Comfort Levels

The comfort derived from a tire hinges on elements such as road noise and vibration absorption, all of which can be swayed by the tire’s design, materials incorporated, tread pattern, and sidewall structure.

Let’s delve into each aspect individually.

o noise predominantly arises from air particles colliding with the tread walls. And so the Bridgestone Blizzak WS90 with its comparatively closed up tread voids, offers slightly superior performance.

In contrast, the Firestone Winterforce 2 presents marginally superior performance in terms of vibration damping, offering better cushioning over road irregularities.

So here, overall, both tires essentially balance each other out in terms of comfort, resulting in a draw.

Fuel Economy

Fuel consumption is influenced by the tire’s adhesion to the road and its overall structural weight.

Having said that, the Blizzak WS90 with its lighter weight comes out better.

With that its lugs aren’t pressurized as much against the road, resulting in lower rolling resistance values.

Moreover, you also get a more streamlined central rib on the tire compared to its counterpart. This allows for a smoother rolling of the tire.

On the contrary the Firestone Winterforce 2 lacks with its considerable weight, which escalates its overall rolling resistance.

With greater weight, basically, lugs bend a lot as the tire corners, for example. This generates heat and wastes energy that could have been used in to the rolling of the tire.

So overall, the Firestone’s tire lacks in providing as much fuel economy as the Blizzak.

Summing Up

Ultimately, the decision hinges on these considerations:

The Firestone Winterforce 2 stands out as the preferred choice for fluffy snow terrains, but when it comes to packed snow and icy conditions, the Blizzak WS90 displays superior performance, demonstrated by shorter braking distances and handling times.

On tarred surfaces, the Blizzak WS90 again takes the lead in both wet and dry circumstances, while the Firestone Winterforce 2 tire holds an edge when it comes to hydroplaning resistance.

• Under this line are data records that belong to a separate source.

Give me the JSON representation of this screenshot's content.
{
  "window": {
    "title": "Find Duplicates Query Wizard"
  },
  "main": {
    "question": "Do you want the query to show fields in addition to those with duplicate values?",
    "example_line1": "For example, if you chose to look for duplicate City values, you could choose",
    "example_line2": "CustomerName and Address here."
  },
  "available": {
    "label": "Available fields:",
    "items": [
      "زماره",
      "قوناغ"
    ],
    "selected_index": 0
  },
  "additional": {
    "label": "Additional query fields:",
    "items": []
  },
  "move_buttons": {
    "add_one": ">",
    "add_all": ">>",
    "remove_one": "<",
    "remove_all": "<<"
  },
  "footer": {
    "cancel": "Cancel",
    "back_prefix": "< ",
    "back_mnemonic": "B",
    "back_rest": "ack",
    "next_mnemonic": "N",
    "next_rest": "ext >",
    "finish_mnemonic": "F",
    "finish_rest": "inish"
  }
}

Beyond these factors, both tires deliver commendable ride comfort: the Blizzak provides a quieter journey, whereas its counterpart excels in shock absorption over bumps.